Maybe our expectations were just a little bit too much. I mean, we never really introduced Wonder Woman to her before and Zoey was only two years (and a half) old at the time. So, we kind of set each other up for failure really. She knew who Super Man was already and she liked him. We thought it will be nice to trick her in to thinking that she can be Super Girl — since the costume had similar colors and a cape. But no, the costume just hanged in the closet for weeks.
As Zoey grew older she became more and more fascinated by superheroes. She can began to understand the extraordinary use of powers, flight, and super human strength. Not only now was she a spectator of the shows, she became one herself in her imagination. Yes!
It took some time but she finally dusted off the suit and started flying around the house like we imagined she would.
Now she’s known as Super Zoey and her brother as Bat Zach. The costume colors are faded and the cape barely sticks anymore. But her belief for being super never stops growing. And as parent, I never want her to ever stop believing that.
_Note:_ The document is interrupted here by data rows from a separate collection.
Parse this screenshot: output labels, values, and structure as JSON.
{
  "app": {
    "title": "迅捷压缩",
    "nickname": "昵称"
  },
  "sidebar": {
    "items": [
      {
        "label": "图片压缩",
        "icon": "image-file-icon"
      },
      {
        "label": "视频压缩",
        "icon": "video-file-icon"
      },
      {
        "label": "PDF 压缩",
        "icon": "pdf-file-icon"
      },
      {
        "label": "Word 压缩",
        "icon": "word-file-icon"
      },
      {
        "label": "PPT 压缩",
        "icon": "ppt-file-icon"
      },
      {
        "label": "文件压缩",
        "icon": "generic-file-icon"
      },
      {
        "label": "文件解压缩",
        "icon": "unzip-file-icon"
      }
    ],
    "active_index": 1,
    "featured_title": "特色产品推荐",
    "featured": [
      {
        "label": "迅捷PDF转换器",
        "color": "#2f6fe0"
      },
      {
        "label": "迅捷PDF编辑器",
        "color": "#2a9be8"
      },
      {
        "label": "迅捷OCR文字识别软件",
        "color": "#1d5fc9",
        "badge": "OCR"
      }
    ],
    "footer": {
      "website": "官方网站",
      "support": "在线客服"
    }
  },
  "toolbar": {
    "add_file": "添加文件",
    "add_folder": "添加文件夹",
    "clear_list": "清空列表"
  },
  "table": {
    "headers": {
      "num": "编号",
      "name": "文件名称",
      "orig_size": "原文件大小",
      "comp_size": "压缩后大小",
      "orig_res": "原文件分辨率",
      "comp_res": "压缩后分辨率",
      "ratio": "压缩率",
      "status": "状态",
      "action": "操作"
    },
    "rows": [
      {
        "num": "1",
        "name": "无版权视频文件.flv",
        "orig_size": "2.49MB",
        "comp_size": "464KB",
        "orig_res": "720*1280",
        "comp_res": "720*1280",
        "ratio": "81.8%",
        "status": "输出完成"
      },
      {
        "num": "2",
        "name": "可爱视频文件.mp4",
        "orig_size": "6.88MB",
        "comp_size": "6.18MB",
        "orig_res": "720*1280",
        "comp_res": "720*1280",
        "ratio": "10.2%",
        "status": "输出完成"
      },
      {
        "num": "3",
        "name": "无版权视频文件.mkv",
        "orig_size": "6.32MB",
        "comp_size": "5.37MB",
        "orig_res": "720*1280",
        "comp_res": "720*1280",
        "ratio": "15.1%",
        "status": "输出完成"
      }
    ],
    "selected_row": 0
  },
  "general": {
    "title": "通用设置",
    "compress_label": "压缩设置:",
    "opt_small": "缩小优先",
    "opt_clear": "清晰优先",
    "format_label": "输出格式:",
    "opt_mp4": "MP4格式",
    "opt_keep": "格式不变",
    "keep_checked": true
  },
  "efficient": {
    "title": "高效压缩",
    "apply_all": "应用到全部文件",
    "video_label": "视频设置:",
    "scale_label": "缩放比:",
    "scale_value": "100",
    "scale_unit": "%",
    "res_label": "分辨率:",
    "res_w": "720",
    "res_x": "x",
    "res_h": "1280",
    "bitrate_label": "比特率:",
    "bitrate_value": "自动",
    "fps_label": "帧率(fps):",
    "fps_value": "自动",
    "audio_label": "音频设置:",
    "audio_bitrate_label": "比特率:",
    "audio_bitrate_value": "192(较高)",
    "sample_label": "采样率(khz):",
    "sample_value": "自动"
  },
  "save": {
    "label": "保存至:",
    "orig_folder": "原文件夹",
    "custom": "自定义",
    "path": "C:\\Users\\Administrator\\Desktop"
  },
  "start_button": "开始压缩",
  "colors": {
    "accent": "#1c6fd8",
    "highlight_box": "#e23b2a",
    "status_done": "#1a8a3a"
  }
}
Though most of our play times I’m villain, I’m encouraged every day to test the limitations of impossibilities. I can finally see that the day we introduced to Zoey the costume was the day my wife and I wanted to imagine, fly, and be adventurous again. More than ever.